Information
┄┄┄┄┄┄┄┄┄┄┄┄┄┄┄┄┄┄┄┄

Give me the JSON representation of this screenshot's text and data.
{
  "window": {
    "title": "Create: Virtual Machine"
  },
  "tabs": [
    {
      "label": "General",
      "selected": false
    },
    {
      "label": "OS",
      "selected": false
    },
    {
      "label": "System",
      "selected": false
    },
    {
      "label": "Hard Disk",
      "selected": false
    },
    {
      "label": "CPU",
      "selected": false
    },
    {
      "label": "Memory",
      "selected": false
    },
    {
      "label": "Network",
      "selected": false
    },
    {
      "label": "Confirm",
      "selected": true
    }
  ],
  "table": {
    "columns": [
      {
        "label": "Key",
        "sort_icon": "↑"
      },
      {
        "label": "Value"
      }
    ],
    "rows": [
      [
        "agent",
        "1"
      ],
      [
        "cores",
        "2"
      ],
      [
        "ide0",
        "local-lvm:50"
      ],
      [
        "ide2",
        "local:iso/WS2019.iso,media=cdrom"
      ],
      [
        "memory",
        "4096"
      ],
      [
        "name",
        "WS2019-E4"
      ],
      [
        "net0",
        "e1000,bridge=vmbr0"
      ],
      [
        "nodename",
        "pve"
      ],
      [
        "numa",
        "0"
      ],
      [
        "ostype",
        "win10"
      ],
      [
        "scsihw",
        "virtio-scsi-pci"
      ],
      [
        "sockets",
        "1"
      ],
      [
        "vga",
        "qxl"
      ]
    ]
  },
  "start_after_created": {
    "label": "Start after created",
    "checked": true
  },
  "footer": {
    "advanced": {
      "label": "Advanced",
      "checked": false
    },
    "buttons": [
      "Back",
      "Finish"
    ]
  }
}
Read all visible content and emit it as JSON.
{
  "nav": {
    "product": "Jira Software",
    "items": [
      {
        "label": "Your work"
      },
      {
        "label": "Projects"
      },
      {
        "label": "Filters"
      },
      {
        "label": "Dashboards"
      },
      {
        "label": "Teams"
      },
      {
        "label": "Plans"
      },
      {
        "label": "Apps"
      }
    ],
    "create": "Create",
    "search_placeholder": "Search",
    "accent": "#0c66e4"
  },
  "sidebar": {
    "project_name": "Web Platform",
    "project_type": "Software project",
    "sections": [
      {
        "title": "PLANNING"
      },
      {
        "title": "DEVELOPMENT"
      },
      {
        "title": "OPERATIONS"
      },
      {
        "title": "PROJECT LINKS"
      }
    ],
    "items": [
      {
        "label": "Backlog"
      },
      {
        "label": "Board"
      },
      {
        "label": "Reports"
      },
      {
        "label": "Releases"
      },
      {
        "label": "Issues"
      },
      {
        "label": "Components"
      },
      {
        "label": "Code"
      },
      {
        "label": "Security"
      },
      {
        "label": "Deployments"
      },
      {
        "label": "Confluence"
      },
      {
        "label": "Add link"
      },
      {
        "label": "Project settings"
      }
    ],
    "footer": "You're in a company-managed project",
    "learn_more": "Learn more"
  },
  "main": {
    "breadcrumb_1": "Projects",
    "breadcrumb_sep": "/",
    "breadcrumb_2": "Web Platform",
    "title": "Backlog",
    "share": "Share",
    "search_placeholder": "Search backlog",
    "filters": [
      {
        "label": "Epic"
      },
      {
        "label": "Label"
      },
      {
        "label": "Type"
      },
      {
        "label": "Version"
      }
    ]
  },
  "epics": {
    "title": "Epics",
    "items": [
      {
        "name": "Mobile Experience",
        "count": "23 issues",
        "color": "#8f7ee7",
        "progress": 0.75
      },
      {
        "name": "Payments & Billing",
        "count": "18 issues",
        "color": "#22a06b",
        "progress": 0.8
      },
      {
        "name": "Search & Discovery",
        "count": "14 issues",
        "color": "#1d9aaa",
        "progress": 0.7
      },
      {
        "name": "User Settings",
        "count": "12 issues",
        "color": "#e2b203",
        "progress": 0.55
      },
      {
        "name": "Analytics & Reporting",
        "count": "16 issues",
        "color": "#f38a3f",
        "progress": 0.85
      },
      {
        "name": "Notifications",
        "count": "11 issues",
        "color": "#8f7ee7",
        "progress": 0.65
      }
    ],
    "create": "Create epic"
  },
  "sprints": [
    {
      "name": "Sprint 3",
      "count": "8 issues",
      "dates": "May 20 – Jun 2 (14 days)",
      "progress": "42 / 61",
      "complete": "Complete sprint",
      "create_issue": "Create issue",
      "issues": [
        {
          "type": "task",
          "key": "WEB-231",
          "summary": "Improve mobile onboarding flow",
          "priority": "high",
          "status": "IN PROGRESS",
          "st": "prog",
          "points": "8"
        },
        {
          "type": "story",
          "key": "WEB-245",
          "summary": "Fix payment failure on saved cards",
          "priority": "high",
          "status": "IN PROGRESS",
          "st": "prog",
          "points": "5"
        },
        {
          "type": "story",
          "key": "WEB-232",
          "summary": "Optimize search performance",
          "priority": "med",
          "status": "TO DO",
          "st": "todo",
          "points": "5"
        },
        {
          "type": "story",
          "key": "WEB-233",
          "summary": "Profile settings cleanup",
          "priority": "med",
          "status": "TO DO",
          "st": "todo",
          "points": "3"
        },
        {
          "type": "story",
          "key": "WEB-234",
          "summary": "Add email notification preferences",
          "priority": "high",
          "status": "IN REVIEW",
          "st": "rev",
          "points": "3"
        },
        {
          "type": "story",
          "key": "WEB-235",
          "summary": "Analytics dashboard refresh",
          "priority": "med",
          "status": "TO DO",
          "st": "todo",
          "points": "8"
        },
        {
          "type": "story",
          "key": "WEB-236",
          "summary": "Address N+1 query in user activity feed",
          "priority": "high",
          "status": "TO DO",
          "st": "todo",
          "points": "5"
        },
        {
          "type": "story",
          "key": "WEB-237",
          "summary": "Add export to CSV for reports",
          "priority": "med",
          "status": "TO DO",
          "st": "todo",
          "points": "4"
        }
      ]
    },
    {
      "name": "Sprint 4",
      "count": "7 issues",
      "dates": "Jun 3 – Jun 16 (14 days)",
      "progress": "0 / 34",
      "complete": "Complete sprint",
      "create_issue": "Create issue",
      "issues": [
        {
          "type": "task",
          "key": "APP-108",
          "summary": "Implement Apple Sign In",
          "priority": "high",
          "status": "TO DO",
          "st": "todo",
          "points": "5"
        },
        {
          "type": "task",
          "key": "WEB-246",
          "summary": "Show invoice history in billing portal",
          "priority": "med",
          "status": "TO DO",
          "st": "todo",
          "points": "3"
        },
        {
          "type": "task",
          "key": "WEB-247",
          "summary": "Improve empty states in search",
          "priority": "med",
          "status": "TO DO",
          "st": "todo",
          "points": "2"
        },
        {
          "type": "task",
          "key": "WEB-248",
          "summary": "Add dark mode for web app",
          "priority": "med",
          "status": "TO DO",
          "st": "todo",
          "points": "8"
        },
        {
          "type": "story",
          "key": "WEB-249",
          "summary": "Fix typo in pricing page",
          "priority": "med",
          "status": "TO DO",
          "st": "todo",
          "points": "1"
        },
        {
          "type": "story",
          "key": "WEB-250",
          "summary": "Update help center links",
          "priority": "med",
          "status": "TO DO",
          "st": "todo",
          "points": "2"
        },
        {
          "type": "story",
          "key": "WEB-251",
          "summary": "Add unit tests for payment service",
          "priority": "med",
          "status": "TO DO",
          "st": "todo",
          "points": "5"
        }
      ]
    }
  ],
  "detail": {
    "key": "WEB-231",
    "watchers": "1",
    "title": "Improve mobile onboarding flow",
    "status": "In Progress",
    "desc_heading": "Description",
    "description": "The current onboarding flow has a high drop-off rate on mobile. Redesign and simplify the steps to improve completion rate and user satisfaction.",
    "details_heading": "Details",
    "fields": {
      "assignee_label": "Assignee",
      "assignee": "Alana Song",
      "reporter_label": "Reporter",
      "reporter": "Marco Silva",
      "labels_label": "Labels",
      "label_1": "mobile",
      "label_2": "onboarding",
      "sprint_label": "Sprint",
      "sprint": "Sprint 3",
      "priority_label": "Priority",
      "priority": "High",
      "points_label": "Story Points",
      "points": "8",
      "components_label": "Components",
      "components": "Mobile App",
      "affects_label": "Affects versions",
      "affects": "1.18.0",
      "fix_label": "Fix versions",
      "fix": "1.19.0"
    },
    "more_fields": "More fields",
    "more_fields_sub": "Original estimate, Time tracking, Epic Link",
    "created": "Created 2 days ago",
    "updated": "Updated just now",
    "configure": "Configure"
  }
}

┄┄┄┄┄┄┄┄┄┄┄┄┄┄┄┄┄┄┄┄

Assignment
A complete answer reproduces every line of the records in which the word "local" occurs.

Written answer
        "local-lvm:50"
        "local:iso/WS2019.iso,media=cdrom"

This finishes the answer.